We do not baptize babies because there is no biblical example or instruction to do so and the whole concept is contrary to the biblical definition of baptism as that which follows conversion. In the same way, we would be better off not practising Baby Dedications as there is no Biblical precedent for them and to do so confuses the dedication service with something like an infant baptism.



Don’t You Love Children?
At Grace Fellowship Church, we love children.  Our theology, however, teaches us that as sweet as our children are, they are born under the curse of sin (Romans 5:12ff). As sinners, they are not any more predisposed to the gospel of grace than the child of the witch doctor in some forgotten land.  Both children need the enlightening work of the Holy Spirit to bring about the new birth.  Both need to turn to Jesus in repentance and faith.  This is their only hope for salvation.  
It is true that the child who grows up under the “sound of the Gospel” is given many benefits that the child of the witch doctor does not receive, but the Bible is crystal clear that both need the same Saviour in the same way.
One of our hopes in omitting Child Dedications from the formal worship services of our church is that parents will be more motivated to do the four most important things they can for their children: 
  • pray for their salvation
  • preach to them the gospel
  • model to them a growing Christian life
  • and train them up in the discipline and instruction of His Word. 

A parent who (perhaps even subconsciously) holds on to the false hope of some supposed “dedication” may be prone to depend on a ceremony rather than the Saviour of sinners.

Why Make Such a Big Deal About Baby Dedications?
Part of the responsibility of churches is to teach.
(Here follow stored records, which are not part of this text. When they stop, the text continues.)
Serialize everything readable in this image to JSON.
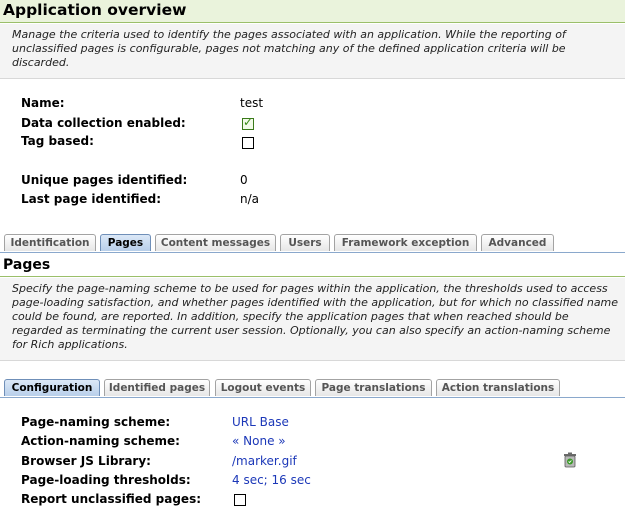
{
  "header": {
    "title": "Application overview"
  },
  "overview_description": "Manage the criteria used to identify the pages associated with an application. While the reporting of unclassified pages is configurable, pages not matching any of the defined application criteria will be discarded.",
  "app": {
    "name_label": "Name:",
    "name_value": "test",
    "data_collection_label": "Data collection enabled:",
    "data_collection_checked": true,
    "tag_based_label": "Tag based:",
    "tag_based_checked": false,
    "unique_pages_label": "Unique pages identified:",
    "unique_pages_value": "0",
    "last_page_label": "Last page identified:",
    "last_page_value": "n/a"
  },
  "main_tabs": [
    "Identification",
    "Pages",
    "Content messages",
    "Users",
    "Framework exception",
    "Advanced"
  ],
  "main_tabs_active": "Pages",
  "pages_section": {
    "title": "Pages",
    "description": "Specify the page-naming scheme to be used for pages within the application, the thresholds used to access page-loading satisfaction, and whether pages identified with the application, but for which no classified name could be found, are reported. In addition, specify the application pages that when reached should be regarded as terminating the current user session. Optionally, you can also specify an action-naming scheme for Rich applications."
  },
  "sub_tabs": [
    "Configuration",
    "Identified pages",
    "Logout events",
    "Page translations",
    "Action translations"
  ],
  "sub_tabs_active": "Configuration",
  "config": {
    "page_naming_label": "Page-naming scheme:",
    "page_naming_value": "URL Base",
    "action_naming_label": "Action-naming scheme:",
    "action_naming_value": "« None »",
    "browser_js_label": "Browser JS Library:",
    "browser_js_value": "/marker.gif",
    "thresholds_label": "Page-loading thresholds:",
    "thresholds_value": "4 sec; 16 sec",
    "report_unclassified_label": "Report unclassified pages:",
    "report_unclassified_checked": false
  },
  "icons": {
    "delete": "trash-icon"
  },
  "colors": {
    "link": "#1c38b8",
    "header_bg": "#eaf3dc",
    "active_tab": "#b8cfea"
  }
}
As a pastor who formerly practiced baby dedications, my own experience was that I would spend more time explaining what the ceremony was not than I would actually praying for the child and parents. The reason for this was who came to the ceremony. Generally it would be the family and friends of the parents, many of whom were unbelievers or who came from churches where infant baptism was practiced. In order to ensure they understood we were not ushering the child into some kind of safety net for babies we would go to great lengths to explain this was more a ceremony of accountability for the parents to fulfill their biblical parenting obligations than it was of anything to do with the child. Is it incorrect to publicly pray for a newborn child?  Not for a second. We want to receive children in the spirit with which Jesus held them and blessed them.  However, we feel that it is important to express this love in a way that is consistent with the Word and does not mislead any (the parents, the relatives and friends, the church and even, later on, the child himself).

Is Holding a Child Dedication Service a Sin?
Not if it is accompanied with correct teaching and those in attendance are not led to believe it means anything more than simply praying for the Lord’s blessing on the child’s life and the parents’ parenting.  It is a sin, however, if it pretends to be ushering the infant into some kind of special relationship with the Lord that He never promised.
The line between what is taught and what is perceived, however, is not always easy to keep sharp.  Therefore, since omitting such a service would not be a sin, and would certainly keep anyone from misunderstanding, it might be better for all churches to stop having them.